- A good set of sights: Most shotguns come with a single bead at the end of the barrel that acts as a sight. These work for a lot of applications but if you want to squeeze the most out of your shotgun a front and rear sight are important, or even a quality red dot (Aimpoint, Trijicon, etc.)
- Sling Mounts: A sling allows you to attach the weapon to your body. This allows you to retain the weapon while using your hands for other tasks and makes it difficult for an attacker to strip you of your weapon.

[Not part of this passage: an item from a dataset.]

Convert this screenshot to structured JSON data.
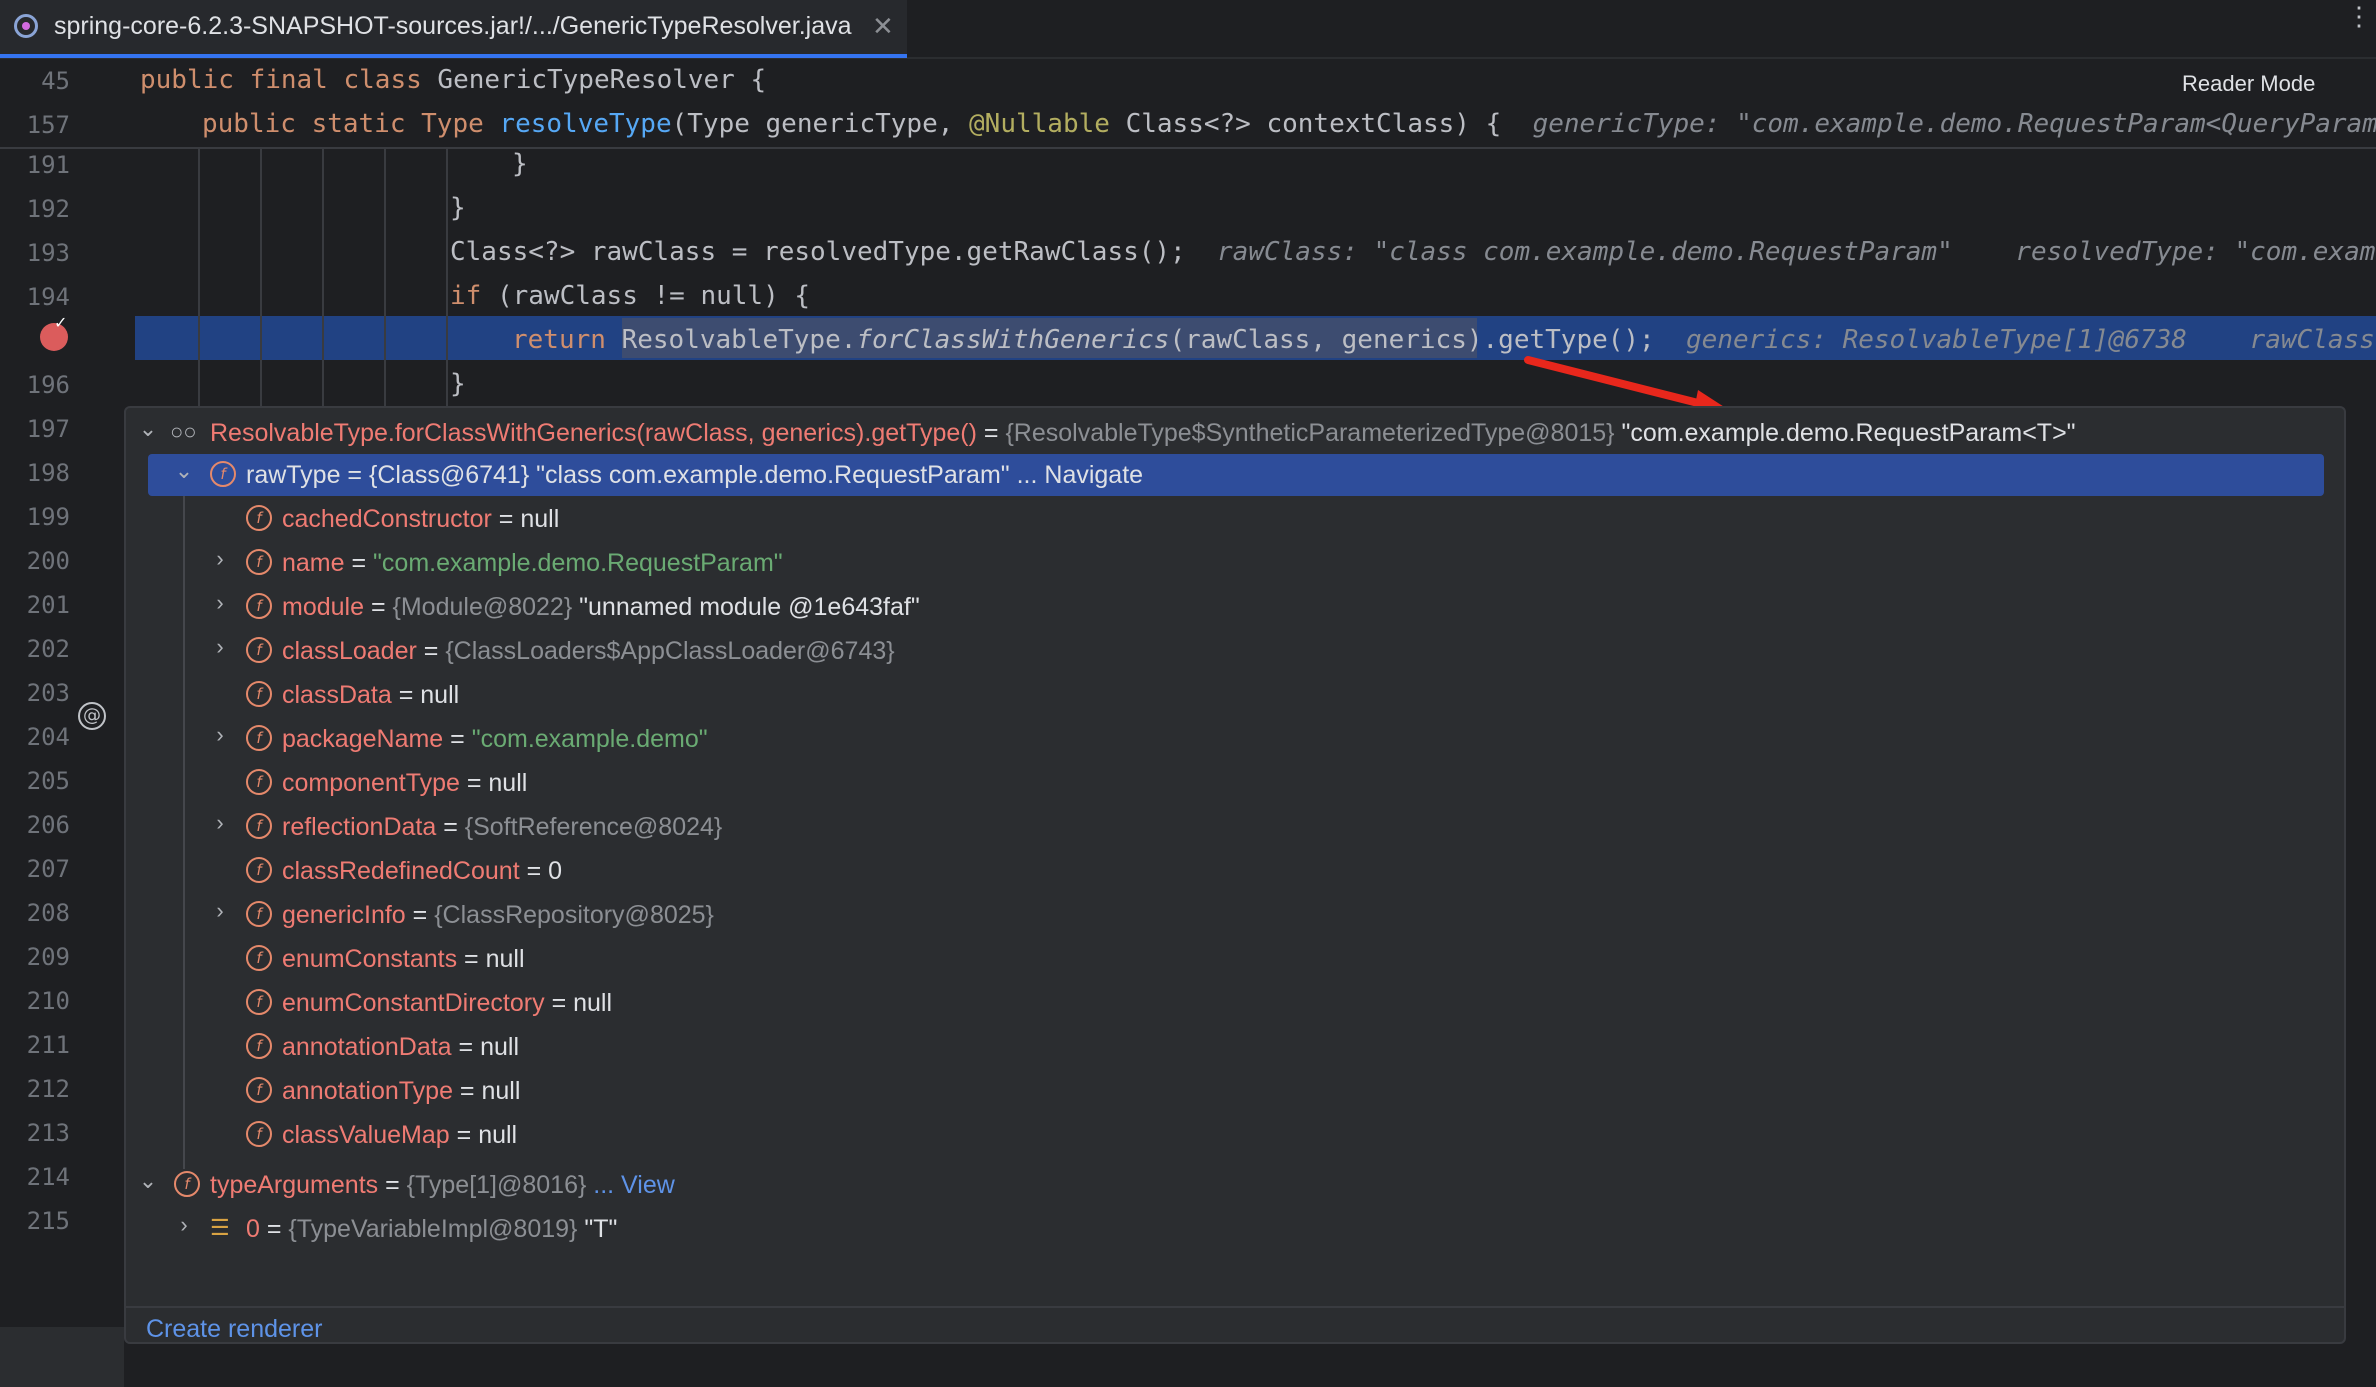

- Chambered in 12 or 20 gauge: 12 gauge is the most common combat shotgun caliber, especially when it comes to semi-automatics. The 12 gauge is the more powerful option as well. It also makes the firearm larger, heavier, and recoils fiercely. A 20 gauge is still a very potent round and is much friendlier for smaller people.
- Capacity of 4+1 minimum: The shells a shotgun uses are quite large and therefore most shotguns are limited in capacity. 4 +1 will settle most encounters, but preferably you are using something more akin to 7+1 to give yourself that extra edge.
- A stock: Any fighting shotgun needs a stock. Pistol grip only shotguns are fun, look cool, and handy in some situations. However, a shoulder stock makes a shotgun much easier to handle, much easier to shoot accurately, and more comfortable.
What Can the Shotgun Do?
Why is a shotgun so effective?
I can fire the widest variety of projectiles from a shotgun. I can engage anything from pests like possums to two-legged varmints, and even creatures as big as bears.
The shotgun has three primary loads:
- Birdshot: A load filled with small pellets, ranging from dozens to hundreds depending on the particular load used. Designed for hunting birds, clay pigeons, and other small game. Not very effective for home defense.
- Buckshot: A load of larger pellets commonly ranging in caliber from .24 (No 4 Buckshot) to .36 (000 Buckshot). The number of pellets varies per load and caliber of the ball used. Perfect for medium game and tactical applications. The most common is 00 (“double aught”) buckshot.
- Slugs: Solid projectiles, often quite larger, heavy and powerful. They allow you to extend your effective shotgun range.
The One Thing to Remember
A tactical shotgun is made to end the threat.
Load it accordingly.
When we start talking about using a shotgun defensively we will focus primarily on buckshot and slugs. Inside the home buckshot is king. If you keep a shotgun as a truck or trunk gun you can toss in some slugs for longer range encounters.